It’s quite a while since I did my original write-up on Meross Smart Plug devices. I have a new one here in the UK, a Meross MSS110. This device has a UK plug on it and is SLIM – and that’s important – I have lots of smart plugs which are so wide, when fitted on an extension you lose the adjascent sockets.
Now, Meross devices aren’t my absolute favourite in that they only let you use their MEROSS APP to control them remotely – i.e. they cannot be fitted with Tasmota as they are not ESPxxx-controlled. Never-the-less, they seem well built (my older Meross devices have been reliable) and I like this new slim socket.
The MSS110 has plenty going for it – a simple left-side on-off button which, when long-pressed (5 seconds or longer), also works for setup and transferring to a new WiFi access point. In the APP you see the device – which I’ve called “New Meross” as against my other two Meross switches which control my living room dehumidifier (only on during the night) and front door illumination controller (on from sunset through to 2am in the morning).
You can rename a device, turn the plug LED on or off, set timezone and location all in the APP as well as confirming the device time and other settings (Homekit setup which I didn’t use as I have no Apple devices) and also update firmware to the latest (which I did – a touch on the APP and a minute later the device was up to date).
You also have “scene setting” controls, “routines” to set the device on and off at various times of the day (inc sunset and sunrise) and “auto-off after X minutes”.
There is a “Savvy User” setting which seems to simply lead to an advert – I ignored that – and you can change your (free) Meross account settings. In the case of my existing devices, I use them simply as timers to schedule my dehumidifier etc to operate at various times of the day, every day of the week.
You can have different settings per device for different days of the week but that’s it – there are no month settings – but that is typical of modern smart plugs – which is one reason why I generally prefer local control by Node-Red – but these devices have their place and the fact that the MSS110 is slim is definitely a plus.
In common with other Smart switches, these devices work on 2.4Ghz WiFi only.
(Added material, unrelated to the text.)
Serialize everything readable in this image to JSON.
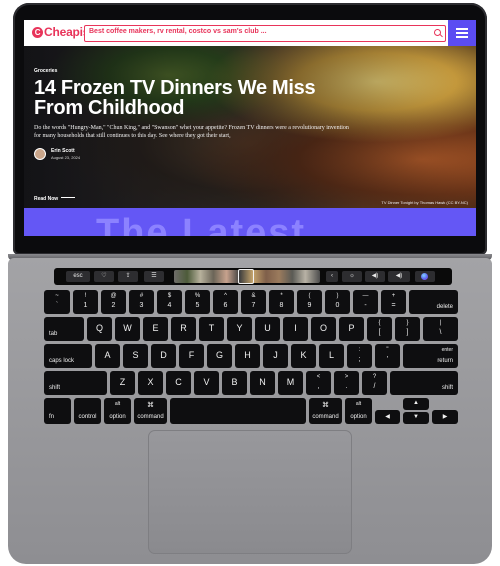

They have a claimed maximum capacity of 13A. If you link your Meross account with your Amazon account, the device can be controlled by Alexa. Meross have their own website and offer email support.
When I set up the new socket on my new phone (same account) – at first my original Meross switches did not appear in the APP, but then after closing and restarting they did. Minor issue but magically resolved all by itself. Read on…
Update January 6, 2022
I sent the relevant issue parts of this blog entry off to Meross support – and 2 days later – I remain impressed: “Grey” from Meross support emailed me. He got the part about my switches not appearing at first. It seems that when a user logs into the Meross APP, it requests a device list from the Meross AWS cloud server (I didn’t know they used Amazon for that – good). Apparently any connection issues causing a data packet to get lost can cause that temporary missing device event as can the APP using a cached version of the data – nothing out of the ordinary there.
Also a VPN can cause such an event. I may or may not have left my VPN on when I was testing the Meross socket. They suggested that if this happens again to log out of Meross (in the APP) and log back in. They also sensibly suggested keeping the Meross devices up to date as they are “constantly developing new functionalities”. Well, that beats some smart sockets I’ve had where I get no responses. Overall, despite lack of ability to Tasmotise – I quite like Meross.
Update January 7, 2022
It LOOKS like there is a way to get the Meross API key and put that into a node-red-contrib-meross for local access to the Meross plugs without the APP. More on that as I get to grips with grabbing the API key… my thanks to one of our subscribers – SERGIO – for starting me off on this one…